This afternoon I attended an interested debate on energy policy, held at Loughborough University as part of their Impact Festival for research. Four leading academics working on topics such as carbon capture and storage, renewable energy generation, energy efficiency in the built environment and energy policy were brought together and lead by a chap from the Energy Technologies Institute (ETI). The ETI is a Government funded institute that encourages research and development of technologies intended to help the UK in its goal of saving 80% of its 1990 CO2 output level by 2050.
The debate was really interesting, with experts touching on a number of mechanisms that could help us reach this target, and with a bit of disagreement amongst them here and there. Carbon Capture and Storage is seen as important given the amount of existing fossil fuelled power generation but the jury was out on whether the UK would be willing to fund it and whether China and India would have somewhere safe to put the captured carbon (one option being underground in old oil or gas wells, which isn't such a great idea in a geologically unstable area). Some support for community involvement in renewable energy development (ie what has been happening in Germany and to some extent in the UK too).
At both the start and end of the debate they asked the audience (about 60-70 of us, a real mix of academics, students, industrialists and the general public) three questions. Paraphrasing they were:
a) SHOULD the UK aim toward the low carbon target by 2050?
b) CAN the UK access technologies to allow the target to be reached?
c) WILL the UK actually make that reduction target.
You could answer "yes", "no" and "don't know" to each of these The answer to a) had a majority saying "yes", both at the start and end, so we mostly seemed to agree a low carbon Britain was something to aim for. The answer to b) was a bit more mixed, with more folk seeming to move a bit more between start and end. But the answer to c) was the most telling: the majority at the start thoughts "no" and that hardened at the end, mostly thanks to "don't knows" being converted to "no".
For what its worth, I said "yes" to a) and "don't know" to b) and c) at both ends of the debate, so I wasn't in the majority for either of the latter two questions.
But the majority answer was a great example of why politicians have a problem with supporting green policies.
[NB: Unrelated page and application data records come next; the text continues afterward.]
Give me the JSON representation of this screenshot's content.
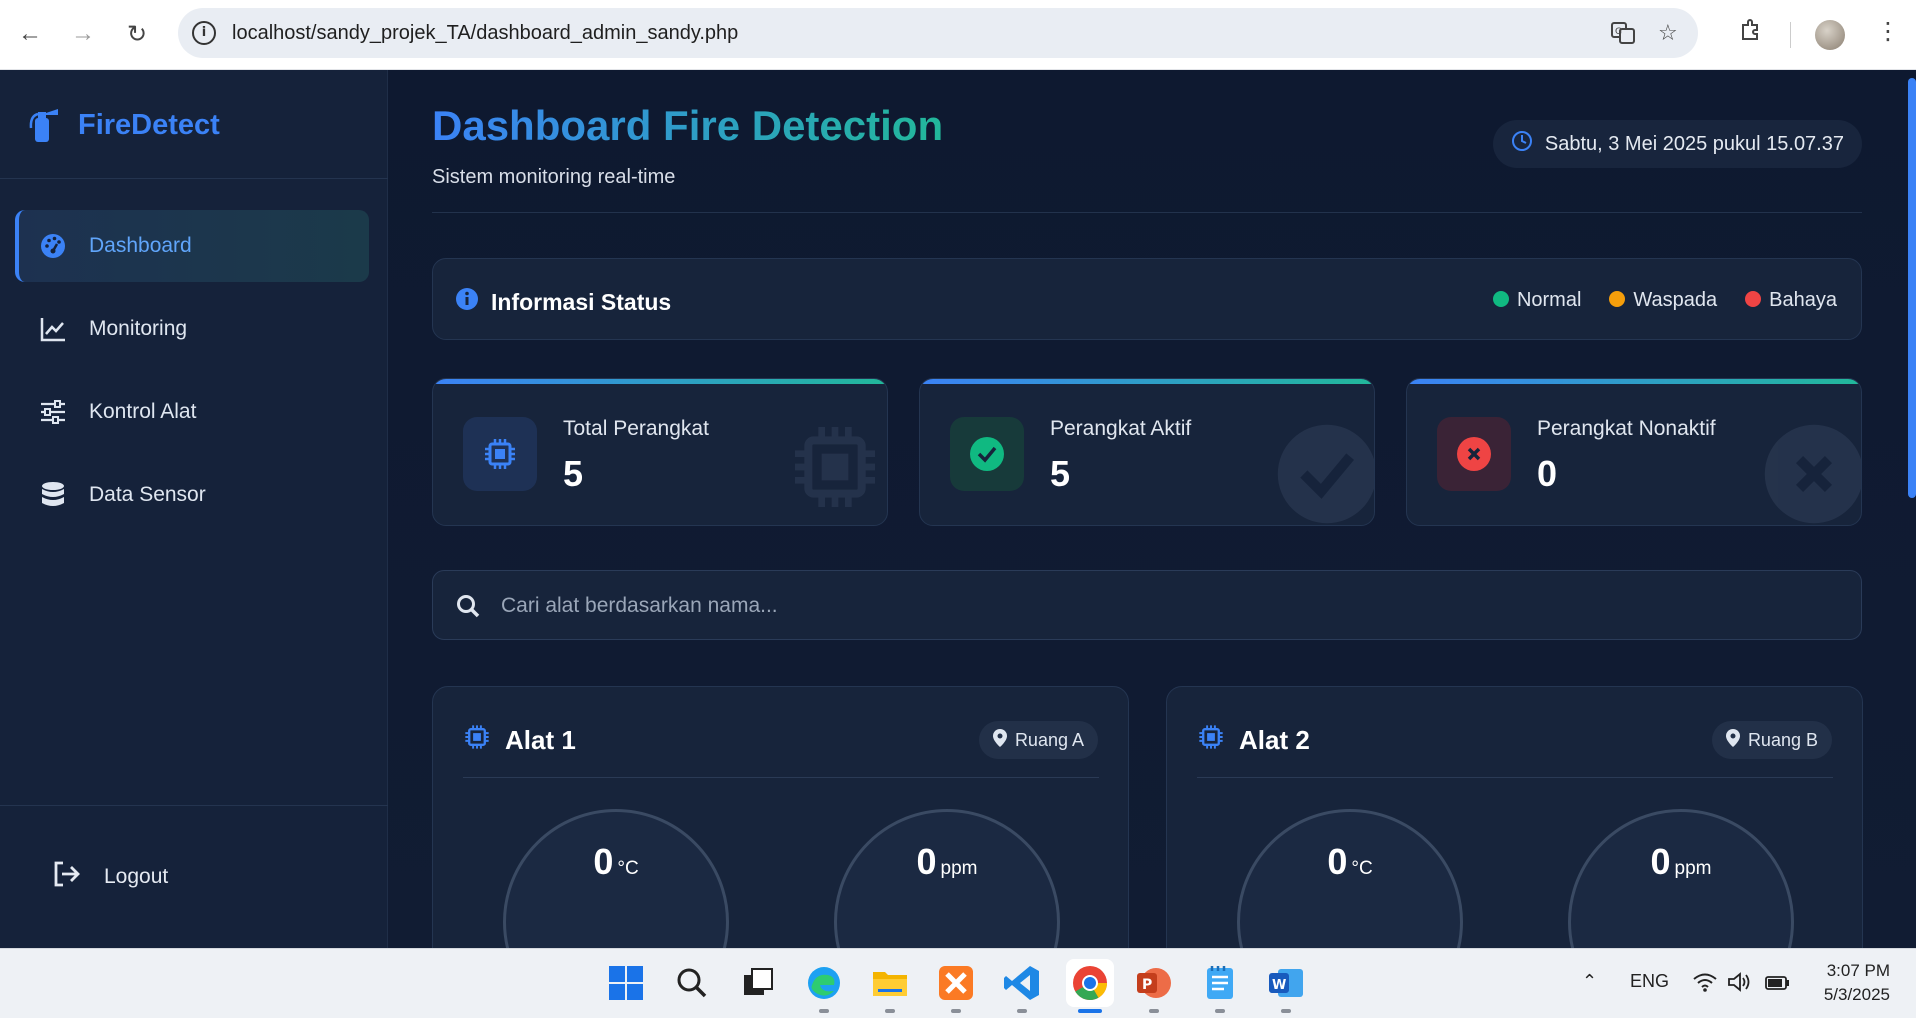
{
  "browser": {
    "url": "localhost/sandy_projek_TA/dashboard_admin_sandy.php"
  },
  "sidebar": {
    "brand": "FireDetect",
    "items": [
      {
        "label": "Dashboard",
        "icon": "gauge-icon",
        "active": true
      },
      {
        "label": "Monitoring",
        "icon": "chart-line-icon"
      },
      {
        "label": "Kontrol Alat",
        "icon": "sliders-icon"
      },
      {
        "label": "Data Sensor",
        "icon": "database-icon"
      }
    ],
    "logout": "Logout"
  },
  "header": {
    "title": "Dashboard Fire Detection",
    "subtitle": "Sistem monitoring real-time",
    "datetime": "Sabtu, 3 Mei 2025 pukul 15.07.37"
  },
  "status_info": {
    "title": "Informasi Status",
    "legend": [
      {
        "label": "Normal",
        "color": "#10b981"
      },
      {
        "label": "Waspada",
        "color": "#f59e0b"
      },
      {
        "label": "Bahaya",
        "color": "#ef4444"
      }
    ]
  },
  "stats": [
    {
      "label": "Total Perangkat",
      "value": "5",
      "icon": "chip-icon"
    },
    {
      "label": "Perangkat Aktif",
      "value": "5",
      "icon": "check-circle-icon"
    },
    {
      "label": "Perangkat Nonaktif",
      "value": "0",
      "icon": "x-circle-icon"
    }
  ],
  "search": {
    "placeholder": "Cari alat berdasarkan nama..."
  },
  "devices": [
    {
      "name": "Alat 1",
      "location": "Ruang A",
      "temp": "0",
      "temp_unit": "°C",
      "gas": "0",
      "gas_unit": "ppm"
    },
    {
      "name": "Alat 2",
      "location": "Ruang B",
      "temp": "0",
      "temp_unit": "°C",
      "gas": "0",
      "gas_unit": "ppm"
    }
  ],
  "taskbar": {
    "lang": "ENG",
    "time": "3:07 PM",
    "date": "5/3/2025"
  },
  "colors": {
    "accent": "#3b82f6",
    "accent2": "#22b89a",
    "success": "#10b981",
    "danger": "#ef4444",
    "background": "#0f1a2e"
  }
}
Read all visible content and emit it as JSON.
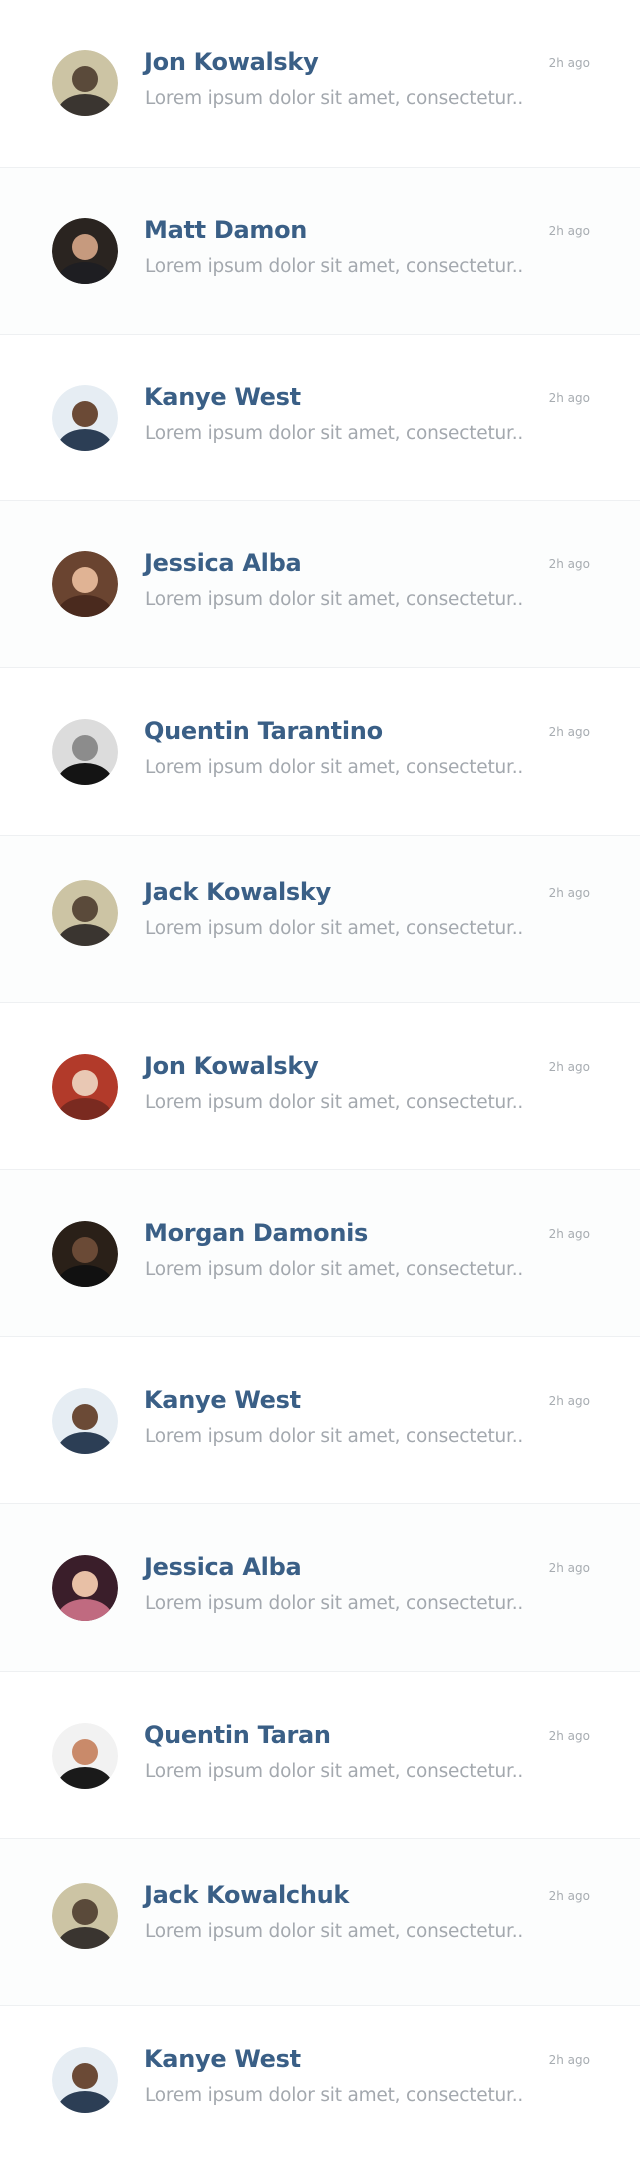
{
  "conversations": [
    {
      "name": "Jon Kowalsky",
      "preview": "Lorem ipsum dolor sit amet, consectetur..",
      "time": "2h ago",
      "avatar": "avatar-hooded",
      "avatar_bg": "#ccc4a4",
      "avatar_skin": "#5a4a3a",
      "avatar_cloth": "#3a3530"
    },
    {
      "name": "Matt Damon",
      "preview": "Lorem ipsum dolor sit amet, consectetur..",
      "time": "2h ago",
      "avatar": "avatar-portrait",
      "avatar_bg": "#2a2420",
      "avatar_skin": "#c69a7e",
      "avatar_cloth": "#1e1e22"
    },
    {
      "name": "Kanye West",
      "preview": "Lorem ipsum dolor sit amet, consectetur..",
      "time": "2h ago",
      "avatar": "avatar-portrait",
      "avatar_bg": "#e6edf3",
      "avatar_skin": "#6b4a36",
      "avatar_cloth": "#2c3e55"
    },
    {
      "name": "Jessica Alba",
      "preview": "Lorem ipsum dolor sit amet, consectetur..",
      "time": "2h ago",
      "avatar": "avatar-portrait",
      "avatar_bg": "#6a4430",
      "avatar_skin": "#e0b394",
      "avatar_cloth": "#4a2a1e"
    },
    {
      "name": "Quentin Tarantino",
      "preview": "Lorem ipsum dolor sit amet, consectetur..",
      "time": "2h ago",
      "avatar": "avatar-portrait",
      "avatar_bg": "#dcdcdc",
      "avatar_skin": "#8c8c8c",
      "avatar_cloth": "#141414"
    },
    {
      "name": "Jack Kowalsky",
      "preview": "Lorem ipsum dolor sit amet, consectetur..",
      "time": "2h ago",
      "avatar": "avatar-hooded",
      "avatar_bg": "#ccc4a4",
      "avatar_skin": "#5a4a3a",
      "avatar_cloth": "#3a3530"
    },
    {
      "name": "Jon Kowalsky",
      "preview": "Lorem ipsum dolor sit amet, consectetur..",
      "time": "2h ago",
      "avatar": "avatar-portrait",
      "avatar_bg": "#b23a2a",
      "avatar_skin": "#e9c8b4",
      "avatar_cloth": "#7a2a20"
    },
    {
      "name": "Morgan Damonis",
      "preview": "Lorem ipsum dolor sit amet, consectetur..",
      "time": "2h ago",
      "avatar": "avatar-portrait",
      "avatar_bg": "#2a2018",
      "avatar_skin": "#6a4a36",
      "avatar_cloth": "#111111"
    },
    {
      "name": "Kanye West",
      "preview": "Lorem ipsum dolor sit amet, consectetur..",
      "time": "2h ago",
      "avatar": "avatar-portrait",
      "avatar_bg": "#e6edf3",
      "avatar_skin": "#6b4a36",
      "avatar_cloth": "#2c3e55"
    },
    {
      "name": "Jessica Alba",
      "preview": "Lorem ipsum dolor sit amet, consectetur..",
      "time": "2h ago",
      "avatar": "avatar-portrait",
      "avatar_bg": "#3a1e2a",
      "avatar_skin": "#e8c0a6",
      "avatar_cloth": "#c06a80"
    },
    {
      "name": "Quentin Taran",
      "preview": "Lorem ipsum dolor sit amet, consectetur..",
      "time": "2h ago",
      "avatar": "avatar-portrait",
      "avatar_bg": "#f2f2f2",
      "avatar_skin": "#c98a6a",
      "avatar_cloth": "#1a1a1a"
    },
    {
      "name": "Jack Kowalchuk",
      "preview": "Lorem ipsum dolor sit amet, consectetur..",
      "time": "2h ago",
      "avatar": "avatar-hooded",
      "avatar_bg": "#ccc4a4",
      "avatar_skin": "#5a4a3a",
      "avatar_cloth": "#3a3530"
    },
    {
      "name": "Kanye West",
      "preview": "Lorem ipsum dolor sit amet, consectetur..",
      "time": "2h ago",
      "avatar": "avatar-portrait",
      "avatar_bg": "#e6edf3",
      "avatar_skin": "#6b4a36",
      "avatar_cloth": "#2c3e55"
    }
  ]
}
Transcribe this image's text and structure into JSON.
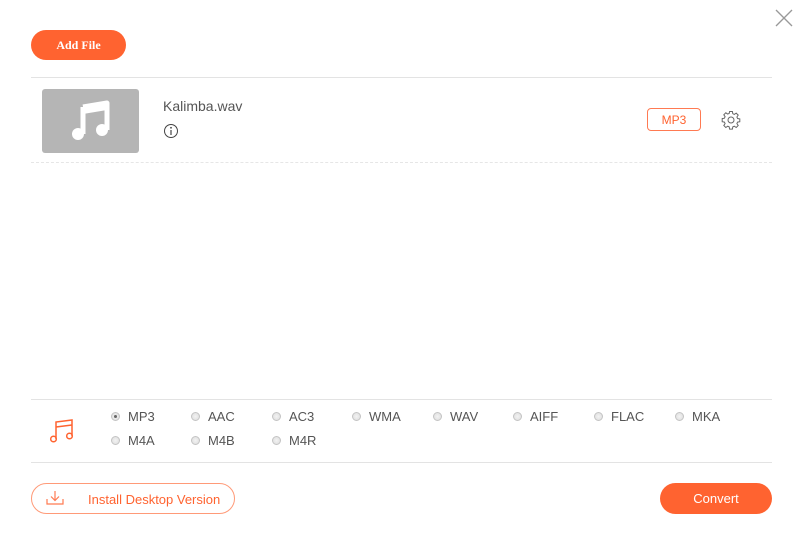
{
  "header": {
    "add_file_label": "Add File",
    "close_icon": "close-icon"
  },
  "files": [
    {
      "name": "Kalimba.wav",
      "thumbnail_icon": "music-note-icon",
      "info_icon": "info-icon",
      "output_format": "MP3",
      "settings_icon": "gear-icon"
    }
  ],
  "formats": {
    "icon": "music-note-icon",
    "selected": "MP3",
    "options": [
      "MP3",
      "AAC",
      "AC3",
      "WMA",
      "WAV",
      "AIFF",
      "FLAC",
      "MKA",
      "M4A",
      "M4B",
      "M4R"
    ]
  },
  "footer": {
    "install_label": "Install Desktop Version",
    "install_icon": "download-icon",
    "convert_label": "Convert"
  },
  "colors": {
    "accent": "#ff6330",
    "thumbnail_bg": "#b5b5b5"
  }
}
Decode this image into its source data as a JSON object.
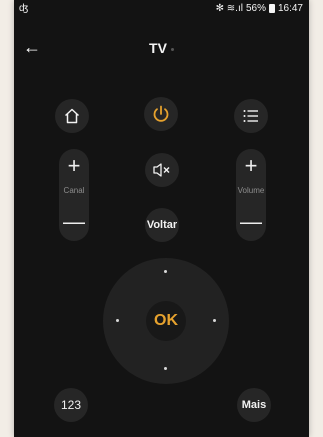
{
  "status_bar": {
    "app_icon": "app-notification-icon",
    "app_icon_glyph": "ʤ",
    "indicators": "✻ ≋.ıl",
    "battery_text": "56%",
    "time": "16:47"
  },
  "header": {
    "back_glyph": "←",
    "title": "TV"
  },
  "buttons": {
    "home": "home-icon",
    "power": "power-icon",
    "menu": "menu-icon",
    "mute": "mute-icon",
    "voltar": "Voltar",
    "ok": "OK",
    "numbers": "123",
    "mais": "Mais"
  },
  "channel": {
    "label": "Canal",
    "plus": "+",
    "minus": "—"
  },
  "volume": {
    "label": "Volume",
    "plus": "+",
    "minus": "—"
  },
  "colors": {
    "accent": "#e6a22e",
    "background": "#131313",
    "button": "#262626"
  }
}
They know that most folk think that these policies are a good idea, but the politicians also probably realise that most folk have already seen the mess governments (of all sizes and hues) have made of things like energy policies and now cynically don't think there's a hope of reaching the target. The politicians thus feel free to mess around, cut and generally play short term politics with green policies and know that it isn't likely to rile people up as much as taxation, benefits or the NHS. Its a rather negative feedback loop of course, because this sort of action will just make the general public even more cynical about how likely we are to meet our targets.